The solutions proposed in the state of the art for solving the problems with the precision of measurement by opticians consist in proposing more complex measurement apparatus in an attempt to reduce the error on the measurement, such as the apparatus of the state of the art mentioned hereinabove.
The article “Ophthalmic lenses and dispensing Part one-Lens centration”, Mo Jalie, Oct. 20, 1995, Optician No. 5524 vol 210, insists on the importance of correctly centering the lenses intended for the wearer. This entails correctly fitting the lenses into the frame chosen by the wearer. This article describes various methods used for the horizontal and vertical centering.
Even though the apparatus is proposed to the opticians with a view to making it easier to measure the pupillary distance and the height of the pupil in the frame, the positioning of the wearer's head in the frame of reference of the apparatus is still a major source of error. Another problem is that the precision of the measurements depends on the individuals performing the fitting, and is not necessarily repeatable.
An object of the invention is a solution to the problems posed by fitting ophthalmic lenses. The invention makes it possible to avoid the error on the measurements of height with respect to the frame leading to incorrect positioning of the lens with respect to the wearer's pupil, for a given frame. It applies to the fitting of lenses of all types.
More specifically, the invention proposes a method for fitting, in a frame, an ophthalmic lens prescribed for a wearer, comprising the steps of
measuring the horizontal position of the wearer's pupil;
determining the total height (B) of the pattern of the frame;
positioning the lens in the frame according to the horizontal position measured and according to the total height (B), and
trimming the lens and fitting the lens in the frame.
The positioning step involves positioning, at a distance h vertically above the lower edge of the pattern of the frame, the point of the lens through which the wearer's gaze has to pass when he has his head up and is looking at infinity, with
h=Int(0.5 B+5.5) for 31≦B≦35 (1)
h=Int(0.5 B+4.5) for 36≦B≦50 (2)
where B is the total height of the pattern of the frame, and Int is the function for the integer part.
This solution applies in particular to progressive lenses, but also applies to non progressive lenses.
It is advantageous for the point of the lens through which the wearer's gaze has to pass when he has his head up and is looking at infinity to be embodied on the surface of the lens by a fitting cross.
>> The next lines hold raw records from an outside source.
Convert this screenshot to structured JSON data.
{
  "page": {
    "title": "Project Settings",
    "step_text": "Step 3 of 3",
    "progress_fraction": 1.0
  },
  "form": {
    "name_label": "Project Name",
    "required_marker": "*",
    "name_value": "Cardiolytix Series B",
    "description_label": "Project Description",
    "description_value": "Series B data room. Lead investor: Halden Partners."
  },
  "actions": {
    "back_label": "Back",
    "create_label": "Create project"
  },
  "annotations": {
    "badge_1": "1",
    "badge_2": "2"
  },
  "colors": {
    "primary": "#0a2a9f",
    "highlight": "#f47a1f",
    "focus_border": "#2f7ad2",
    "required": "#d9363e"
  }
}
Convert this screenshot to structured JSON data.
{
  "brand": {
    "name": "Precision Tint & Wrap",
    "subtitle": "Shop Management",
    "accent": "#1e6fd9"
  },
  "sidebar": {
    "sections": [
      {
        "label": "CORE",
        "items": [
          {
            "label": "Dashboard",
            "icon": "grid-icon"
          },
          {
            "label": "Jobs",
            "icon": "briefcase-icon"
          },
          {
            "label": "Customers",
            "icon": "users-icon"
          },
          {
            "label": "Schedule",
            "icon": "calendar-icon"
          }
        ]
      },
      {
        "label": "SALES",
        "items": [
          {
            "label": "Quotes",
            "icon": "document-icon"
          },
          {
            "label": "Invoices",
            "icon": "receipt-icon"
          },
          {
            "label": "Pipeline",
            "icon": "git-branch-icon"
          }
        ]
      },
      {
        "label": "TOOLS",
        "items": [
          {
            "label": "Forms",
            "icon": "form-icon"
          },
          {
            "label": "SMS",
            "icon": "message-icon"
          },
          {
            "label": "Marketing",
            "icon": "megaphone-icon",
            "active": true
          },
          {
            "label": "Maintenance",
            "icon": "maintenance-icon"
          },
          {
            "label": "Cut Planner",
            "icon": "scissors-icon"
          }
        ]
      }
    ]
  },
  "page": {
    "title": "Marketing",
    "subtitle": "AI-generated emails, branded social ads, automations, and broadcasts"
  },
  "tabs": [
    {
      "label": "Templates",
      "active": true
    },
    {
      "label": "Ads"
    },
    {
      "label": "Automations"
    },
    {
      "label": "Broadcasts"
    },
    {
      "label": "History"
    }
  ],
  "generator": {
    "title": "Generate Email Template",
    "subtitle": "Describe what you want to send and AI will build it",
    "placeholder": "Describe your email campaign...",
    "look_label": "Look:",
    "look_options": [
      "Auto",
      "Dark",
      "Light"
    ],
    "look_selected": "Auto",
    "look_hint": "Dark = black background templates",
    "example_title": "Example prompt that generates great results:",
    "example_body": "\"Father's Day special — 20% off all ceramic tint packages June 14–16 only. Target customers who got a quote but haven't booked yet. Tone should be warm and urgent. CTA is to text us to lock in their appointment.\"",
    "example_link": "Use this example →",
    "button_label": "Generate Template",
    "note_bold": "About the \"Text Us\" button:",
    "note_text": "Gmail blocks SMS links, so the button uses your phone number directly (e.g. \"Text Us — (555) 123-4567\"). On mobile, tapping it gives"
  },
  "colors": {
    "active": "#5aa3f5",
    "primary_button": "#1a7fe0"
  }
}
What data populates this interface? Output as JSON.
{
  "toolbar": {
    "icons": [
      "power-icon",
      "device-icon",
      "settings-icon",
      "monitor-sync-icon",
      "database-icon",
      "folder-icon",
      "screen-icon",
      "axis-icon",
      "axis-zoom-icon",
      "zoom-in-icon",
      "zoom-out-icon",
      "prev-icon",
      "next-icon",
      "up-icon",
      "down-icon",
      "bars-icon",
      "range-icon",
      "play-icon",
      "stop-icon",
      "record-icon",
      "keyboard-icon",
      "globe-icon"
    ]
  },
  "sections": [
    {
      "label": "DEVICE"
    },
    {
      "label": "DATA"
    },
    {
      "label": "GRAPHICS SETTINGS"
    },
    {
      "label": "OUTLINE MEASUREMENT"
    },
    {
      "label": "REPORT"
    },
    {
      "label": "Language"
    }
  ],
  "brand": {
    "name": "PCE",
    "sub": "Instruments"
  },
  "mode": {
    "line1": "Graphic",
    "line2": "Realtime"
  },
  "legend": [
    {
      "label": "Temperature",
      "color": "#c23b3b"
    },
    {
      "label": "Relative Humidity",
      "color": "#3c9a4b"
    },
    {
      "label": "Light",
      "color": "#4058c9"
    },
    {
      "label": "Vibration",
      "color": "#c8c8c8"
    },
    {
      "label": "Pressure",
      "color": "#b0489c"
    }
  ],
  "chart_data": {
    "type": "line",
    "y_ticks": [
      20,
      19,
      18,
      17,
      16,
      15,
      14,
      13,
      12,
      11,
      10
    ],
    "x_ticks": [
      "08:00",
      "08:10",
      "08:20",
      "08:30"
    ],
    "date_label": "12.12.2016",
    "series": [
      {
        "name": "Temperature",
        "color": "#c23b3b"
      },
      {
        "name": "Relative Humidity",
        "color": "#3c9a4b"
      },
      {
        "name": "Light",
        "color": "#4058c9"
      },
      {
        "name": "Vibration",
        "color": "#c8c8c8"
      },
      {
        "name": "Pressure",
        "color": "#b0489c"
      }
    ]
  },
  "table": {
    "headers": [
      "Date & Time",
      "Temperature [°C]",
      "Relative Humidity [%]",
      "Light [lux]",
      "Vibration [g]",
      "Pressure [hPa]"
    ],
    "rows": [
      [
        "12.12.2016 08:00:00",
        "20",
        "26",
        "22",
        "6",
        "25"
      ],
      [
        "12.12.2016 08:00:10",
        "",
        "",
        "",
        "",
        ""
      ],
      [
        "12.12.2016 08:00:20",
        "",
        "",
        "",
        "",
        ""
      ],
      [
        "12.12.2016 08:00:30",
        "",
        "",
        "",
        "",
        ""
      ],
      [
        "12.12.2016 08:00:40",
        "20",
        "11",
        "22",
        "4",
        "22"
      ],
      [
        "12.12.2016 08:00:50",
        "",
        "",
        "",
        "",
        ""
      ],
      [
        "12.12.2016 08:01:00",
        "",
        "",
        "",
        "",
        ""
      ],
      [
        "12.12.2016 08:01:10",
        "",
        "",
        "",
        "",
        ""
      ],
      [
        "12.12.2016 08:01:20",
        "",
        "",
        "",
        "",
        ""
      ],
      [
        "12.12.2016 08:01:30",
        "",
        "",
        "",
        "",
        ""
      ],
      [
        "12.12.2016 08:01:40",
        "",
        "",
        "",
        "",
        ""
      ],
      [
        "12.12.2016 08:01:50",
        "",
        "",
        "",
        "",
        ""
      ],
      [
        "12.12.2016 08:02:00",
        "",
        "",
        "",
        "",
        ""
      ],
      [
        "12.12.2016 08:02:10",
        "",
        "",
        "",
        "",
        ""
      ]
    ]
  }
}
In another embodiment, the lens is a progressive lens on which microetchings are embodied, and the positioning step involves positioning, at a distance h vertically above the lower edge of the pattern of the frame, the middle of the microetchings, with
h=Int(0.5 B+5.5−d) for 31≦B≦35 (3)
h=Int(0.5 B+4.5−d) for 36≦B≦50 (4)
where B is the total height of the pattern of the frame, and Int is the function for the integer part and d is the vertical distance on the lens between the middle of the microetchings and the point of the lens through which the wearer's gaze has to pass when he has his head up and is looking at infinity.
In both instances, the step of measuring the horizontal position of the wearer's pupil may involve measuring the wearer's pupillary half-distance.
Determining the total height (B) of the pattern of the frame preferably involves measuring the shape of the frame at the bottom of the bezel.
The invention also proposes spectacles with a frame and lenses, obtained according to such a method.